## What to work on
Look through the records, and whenever a line includes the word "selected", copy it.

## The input
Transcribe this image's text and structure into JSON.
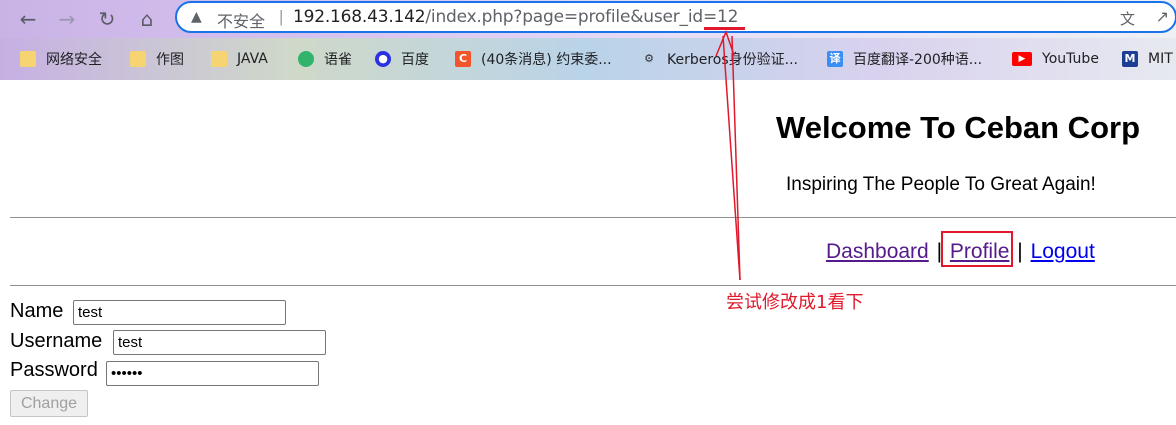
{
  "browser": {
    "nav_icons": [
      "back-arrow-icon",
      "forward-arrow-icon",
      "reload-icon",
      "home-icon"
    ],
    "security_label": "不安全",
    "url_host": "192.168.43.142",
    "url_path": "/index.php?page=profile&user_id=12",
    "bookmarks": [
      {
        "label": "网络安全",
        "icon": "folder-icon"
      },
      {
        "label": "作图",
        "icon": "folder-icon"
      },
      {
        "label": "JAVA",
        "icon": "folder-icon"
      },
      {
        "label": "语雀",
        "icon": "yuque-icon"
      },
      {
        "label": "百度",
        "icon": "baidu-icon"
      },
      {
        "label": "(40条消息) 约束委...",
        "icon": "csdn-icon"
      },
      {
        "label": "Kerberos身份验证...",
        "icon": "kerberos-icon"
      },
      {
        "label": "百度翻译-200种语...",
        "icon": "baidu-translate-icon"
      },
      {
        "label": "YouTube",
        "icon": "youtube-icon"
      },
      {
        "label": "MIT",
        "icon": "mit-icon"
      }
    ]
  },
  "page": {
    "title": "Welcome To Ceban Corp",
    "tagline": "Inspiring The People To Great Again!",
    "nav": {
      "dashboard": "Dashboard",
      "separator": "|",
      "profile": "Profile",
      "logout": "Logout"
    },
    "form": {
      "name_label": "Name",
      "name_value": "test",
      "username_label": "Username",
      "username_value": "test",
      "password_label": "Password",
      "password_value": "••••••",
      "change_button": "Change"
    }
  },
  "annotation": {
    "text": "尝试修改成1看下",
    "color": "#e0192c"
  }
}
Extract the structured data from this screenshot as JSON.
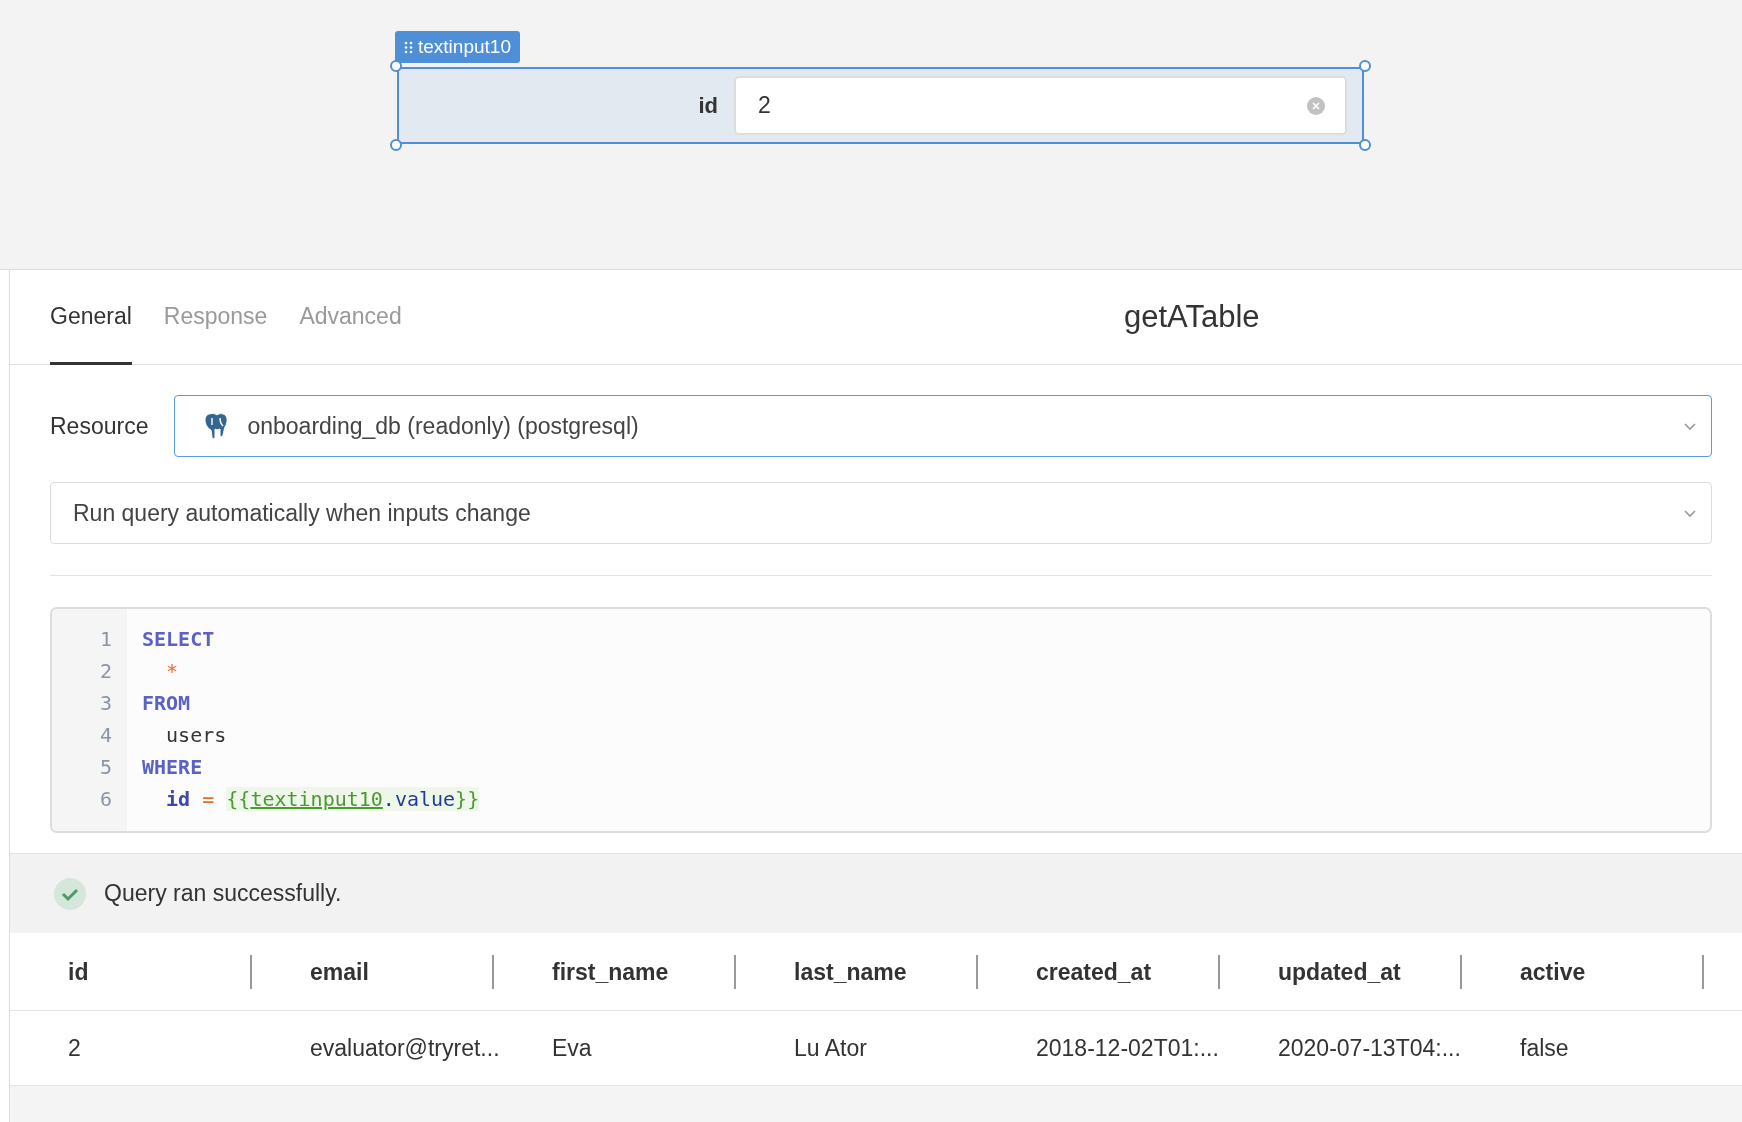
{
  "canvas": {
    "component": {
      "tag": "textinput10",
      "label": "id",
      "value": "2",
      "selected": true
    }
  },
  "query": {
    "tabs": [
      {
        "label": "General",
        "selected": true
      },
      {
        "label": "Response",
        "selected": false
      },
      {
        "label": "Advanced",
        "selected": false
      }
    ],
    "title": "getATable",
    "resource": {
      "label": "Resource",
      "value": "onboarding_db (readonly) (postgresql)"
    },
    "trigger": {
      "value": "Run query automatically when inputs change"
    },
    "code": [
      {
        "number": "1",
        "tokens": [
          {
            "kind": "keyword",
            "text": "SELECT"
          }
        ]
      },
      {
        "number": "2",
        "indent": true,
        "tokens": [
          {
            "kind": "operator",
            "text": "*"
          }
        ]
      },
      {
        "number": "3",
        "tokens": [
          {
            "kind": "keyword",
            "text": "FROM"
          }
        ]
      },
      {
        "number": "4",
        "indent": true,
        "tokens": [
          {
            "kind": "plain",
            "text": "users"
          }
        ]
      },
      {
        "number": "5",
        "tokens": [
          {
            "kind": "keyword",
            "text": "WHERE"
          }
        ]
      },
      {
        "number": "6",
        "indent": true,
        "tokens": [
          {
            "kind": "field",
            "text": "id"
          },
          {
            "kind": "operator",
            "text": " = "
          },
          {
            "kind": "brace",
            "text": "{{"
          },
          {
            "kind": "reference",
            "text": "textinput10"
          },
          {
            "kind": "property",
            "text": ".value"
          },
          {
            "kind": "brace",
            "text": "}}"
          }
        ]
      }
    ],
    "status": {
      "message": "Query ran successfully.",
      "success": true
    },
    "table": {
      "columns": [
        "id",
        "email",
        "first_name",
        "last_name",
        "created_at",
        "updated_at",
        "active"
      ],
      "rows": [
        [
          "2",
          "evaluator@tryret...",
          "Eva",
          "Lu Ator",
          "2018-12-02T01:...",
          "2020-07-13T04:...",
          "false"
        ]
      ]
    }
  }
}
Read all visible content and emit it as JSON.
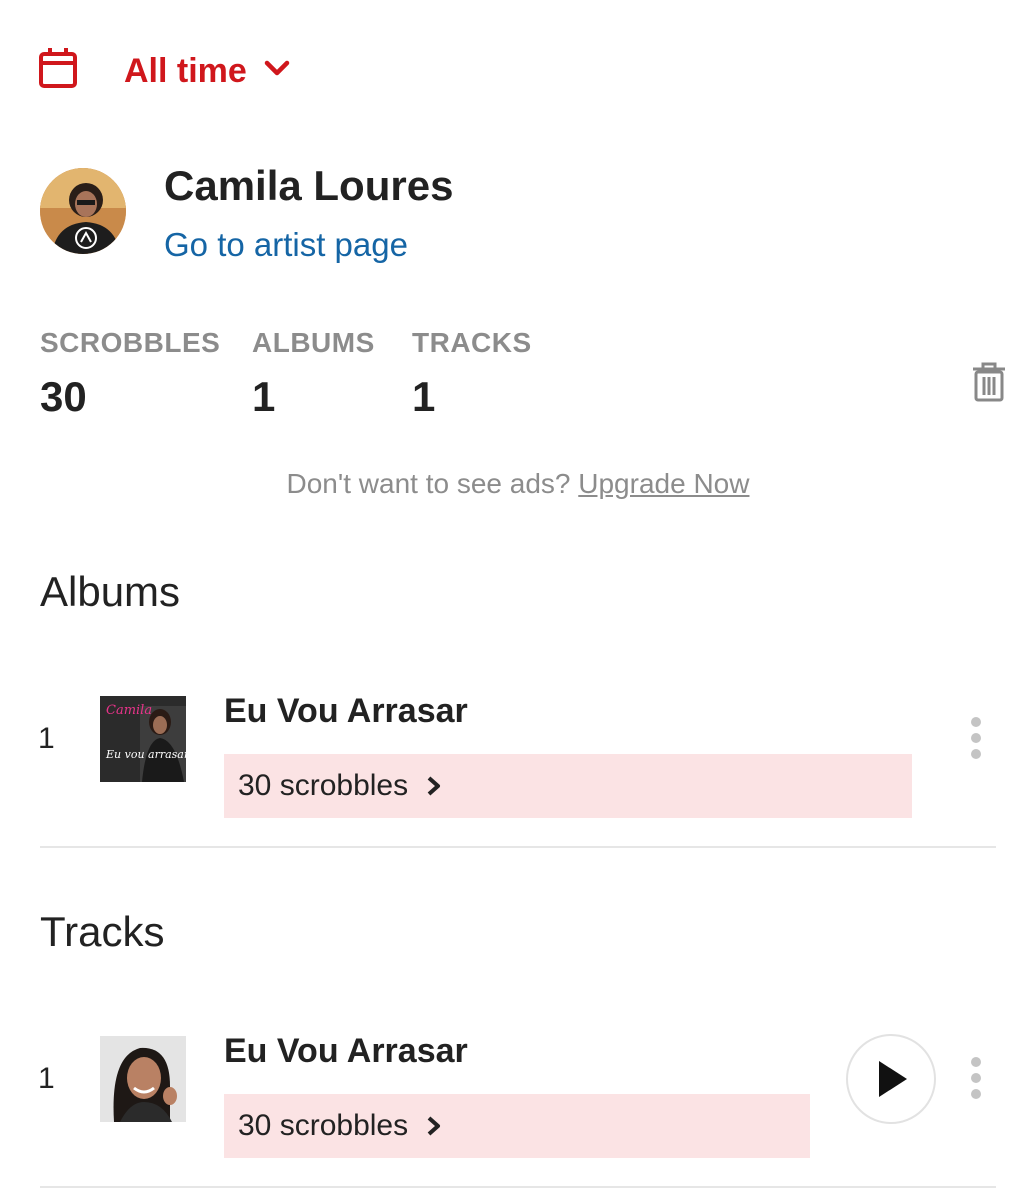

## Answer for this exercise
      "selected": true
        "selected": true
        "selected": false
        "selected": false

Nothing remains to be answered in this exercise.